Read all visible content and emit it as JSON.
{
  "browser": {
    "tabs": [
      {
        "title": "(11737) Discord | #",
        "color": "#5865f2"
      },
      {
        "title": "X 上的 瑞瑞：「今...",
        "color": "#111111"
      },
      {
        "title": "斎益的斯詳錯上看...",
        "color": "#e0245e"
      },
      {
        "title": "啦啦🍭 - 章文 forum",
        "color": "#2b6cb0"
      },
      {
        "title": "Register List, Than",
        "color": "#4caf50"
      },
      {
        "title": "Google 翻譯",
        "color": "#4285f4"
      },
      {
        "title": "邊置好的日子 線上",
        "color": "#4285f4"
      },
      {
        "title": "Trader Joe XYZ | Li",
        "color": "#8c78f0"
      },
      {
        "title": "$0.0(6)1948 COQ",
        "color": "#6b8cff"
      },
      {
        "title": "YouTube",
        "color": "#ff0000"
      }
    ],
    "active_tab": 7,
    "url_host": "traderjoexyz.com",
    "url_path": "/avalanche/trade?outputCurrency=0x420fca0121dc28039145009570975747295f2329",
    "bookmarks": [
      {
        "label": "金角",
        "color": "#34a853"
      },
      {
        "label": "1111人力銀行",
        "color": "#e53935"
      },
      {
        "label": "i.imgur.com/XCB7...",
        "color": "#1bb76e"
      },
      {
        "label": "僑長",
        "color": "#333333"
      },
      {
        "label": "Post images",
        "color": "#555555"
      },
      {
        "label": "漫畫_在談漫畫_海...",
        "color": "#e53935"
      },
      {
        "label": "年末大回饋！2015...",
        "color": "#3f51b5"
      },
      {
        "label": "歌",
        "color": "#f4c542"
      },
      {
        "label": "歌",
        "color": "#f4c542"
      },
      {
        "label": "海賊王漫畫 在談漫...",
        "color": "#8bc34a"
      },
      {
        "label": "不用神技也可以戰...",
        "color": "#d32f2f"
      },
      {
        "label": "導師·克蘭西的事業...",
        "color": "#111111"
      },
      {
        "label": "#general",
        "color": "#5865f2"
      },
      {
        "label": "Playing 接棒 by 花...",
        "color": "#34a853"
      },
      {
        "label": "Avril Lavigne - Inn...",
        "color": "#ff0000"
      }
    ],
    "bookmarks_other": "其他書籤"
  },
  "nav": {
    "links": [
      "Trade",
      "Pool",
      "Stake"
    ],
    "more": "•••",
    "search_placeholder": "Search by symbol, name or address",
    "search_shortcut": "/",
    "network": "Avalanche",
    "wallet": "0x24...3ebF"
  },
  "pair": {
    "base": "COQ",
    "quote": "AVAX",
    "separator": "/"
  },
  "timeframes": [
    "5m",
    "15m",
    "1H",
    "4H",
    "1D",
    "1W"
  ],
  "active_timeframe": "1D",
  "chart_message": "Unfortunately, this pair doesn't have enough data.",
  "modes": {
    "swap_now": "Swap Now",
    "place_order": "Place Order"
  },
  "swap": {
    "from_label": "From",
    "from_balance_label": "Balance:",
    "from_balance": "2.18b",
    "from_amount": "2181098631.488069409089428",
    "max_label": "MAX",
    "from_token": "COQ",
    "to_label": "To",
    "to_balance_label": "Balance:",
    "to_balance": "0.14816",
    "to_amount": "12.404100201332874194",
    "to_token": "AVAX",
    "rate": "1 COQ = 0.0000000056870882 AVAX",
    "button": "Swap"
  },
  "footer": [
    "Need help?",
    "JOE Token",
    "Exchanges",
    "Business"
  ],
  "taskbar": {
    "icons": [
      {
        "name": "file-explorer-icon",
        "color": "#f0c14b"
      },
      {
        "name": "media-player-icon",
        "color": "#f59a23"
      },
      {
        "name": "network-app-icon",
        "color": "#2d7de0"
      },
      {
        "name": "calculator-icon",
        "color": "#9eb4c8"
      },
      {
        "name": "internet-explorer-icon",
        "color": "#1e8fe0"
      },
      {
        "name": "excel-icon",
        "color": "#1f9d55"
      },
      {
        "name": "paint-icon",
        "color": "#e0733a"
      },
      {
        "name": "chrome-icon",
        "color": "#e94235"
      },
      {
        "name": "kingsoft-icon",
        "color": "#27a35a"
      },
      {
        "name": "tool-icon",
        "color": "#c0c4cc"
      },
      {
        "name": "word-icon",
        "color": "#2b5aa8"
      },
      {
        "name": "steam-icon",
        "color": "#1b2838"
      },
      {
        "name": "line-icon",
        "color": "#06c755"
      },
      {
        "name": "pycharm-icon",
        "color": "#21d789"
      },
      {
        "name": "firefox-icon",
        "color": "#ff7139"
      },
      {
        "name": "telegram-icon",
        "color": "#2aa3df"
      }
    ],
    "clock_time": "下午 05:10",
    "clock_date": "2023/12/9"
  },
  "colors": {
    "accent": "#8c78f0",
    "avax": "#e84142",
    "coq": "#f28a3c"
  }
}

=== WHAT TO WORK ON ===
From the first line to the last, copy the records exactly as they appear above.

=== EXPECTED ANSWER ===
Read all visible content and emit it as JSON.
{
  "browser": {
    "tabs": [
      {
        "title": "(11737) Discord | #",
        "color": "#5865f2"
      },
      {
        "title": "X 上的 瑞瑞：「今...",
        "color": "#111111"
      },
      {
        "title": "斎益的斯詳錯上看...",
        "color": "#e0245e"
      },
      {
        "title": "啦啦🍭 - 章文 forum",
        "color": "#2b6cb0"
      },
      {
        "title": "Register List, Than",
        "color": "#4caf50"
      },
      {
        "title": "Google 翻譯",
        "color": "#4285f4"
      },
      {
        "title": "邊置好的日子 線上",
        "color": "#4285f4"
      },
      {
        "title": "Trader Joe XYZ | Li",
        "color": "#8c78f0"
      },
      {
        "title": "$0.0(6)1948 COQ",
        "color": "#6b8cff"
      },
      {
        "title": "YouTube",
        "color": "#ff0000"
      }
    ],
    "active_tab": 7,
    "url_host": "traderjoexyz.com",
    "url_path": "/avalanche/trade?outputCurrency=0x420fca0121dc28039145009570975747295f2329",
    "bookmarks": [
      {
        "label": "金角",
        "color": "#34a853"
      },
      {
        "label": "1111人力銀行",
        "color": "#e53935"
      },
      {
        "label": "i.imgur.com/XCB7...",
        "color": "#1bb76e"
      },
      {
        "label": "僑長",
        "color": "#333333"
      },
      {
        "label": "Post images",
        "color": "#555555"
      },
      {
        "label": "漫畫_在談漫畫_海...",
        "color": "#e53935"
      },
      {
        "label": "年末大回饋！2015...",
        "color": "#3f51b5"
      },
      {
        "label": "歌",
        "color": "#f4c542"
      },
      {
        "label": "歌",
        "color": "#f4c542"
      },
      {
        "label": "海賊王漫畫 在談漫...",
        "color": "#8bc34a"
      },
      {
        "label": "不用神技也可以戰...",
        "color": "#d32f2f"
      },
      {
        "label": "導師·克蘭西的事業...",
        "color": "#111111"
      },
      {
        "label": "#general",
        "color": "#5865f2"
      },
      {
        "label": "Playing 接棒 by 花...",
        "color": "#34a853"
      },
      {
        "label": "Avril Lavigne - Inn...",
        "color": "#ff0000"
      }
    ],
    "bookmarks_other": "其他書籤"
  },
  "nav": {
    "links": [
      "Trade",
      "Pool",
      "Stake"
    ],
    "more": "•••",
    "search_placeholder": "Search by symbol, name or address",
    "search_shortcut": "/",
    "network": "Avalanche",
    "wallet": "0x24...3ebF"
  },
  "pair": {
    "base": "COQ",
    "quote": "AVAX",
    "separator": "/"
  },
  "timeframes": [
    "5m",
    "15m",
    "1H",
    "4H",
    "1D",
    "1W"
  ],
  "active_timeframe": "1D",
  "chart_message": "Unfortunately, this pair doesn't have enough data.",
  "modes": {
    "swap_now": "Swap Now",
    "place_order": "Place Order"
  },
  "swap": {
    "from_label": "From",
    "from_balance_label": "Balance:",
    "from_balance": "2.18b",
    "from_amount": "2181098631.488069409089428",
    "max_label": "MAX",
    "from_token": "COQ",
    "to_label": "To",
    "to_balance_label": "Balance:",
    "to_balance": "0.14816",
    "to_amount": "12.404100201332874194",
    "to_token": "AVAX",
    "rate": "1 COQ = 0.0000000056870882 AVAX",
    "button": "Swap"
  },
  "footer": [
    "Need help?",
    "JOE Token",
    "Exchanges",
    "Business"
  ],
  "taskbar": {
    "icons": [
      {
        "name": "file-explorer-icon",
        "color": "#f0c14b"
      },
      {
        "name": "media-player-icon",
        "color": "#f59a23"
      },
      {
        "name": "network-app-icon",
        "color": "#2d7de0"
      },
      {
        "name": "calculator-icon",
        "color": "#9eb4c8"
      },
      {
        "name": "internet-explorer-icon",
        "color": "#1e8fe0"
      },
      {
        "name": "excel-icon",
        "color": "#1f9d55"
      },
      {
        "name": "paint-icon",
        "color": "#e0733a"
      },
      {
        "name": "chrome-icon",
        "color": "#e94235"
      },
      {
        "name": "kingsoft-icon",
        "color": "#27a35a"
      },
      {
        "name": "tool-icon",
        "color": "#c0c4cc"
      },
      {
        "name": "word-icon",
        "color": "#2b5aa8"
      },
      {
        "name": "steam-icon",
        "color": "#1b2838"
      },
      {
        "name": "line-icon",
        "color": "#06c755"
      },
      {
        "name": "pycharm-icon",
        "color": "#21d789"
      },
      {
        "name": "firefox-icon",
        "color": "#ff7139"
      },
      {
        "name": "telegram-icon",
        "color": "#2aa3df"
      }
    ],
    "clock_time": "下午 05:10",
    "clock_date": "2023/12/9"
  },
  "colors": {
    "accent": "#8c78f0",
    "avax": "#e84142",
    "coq": "#f28a3c"
  }
}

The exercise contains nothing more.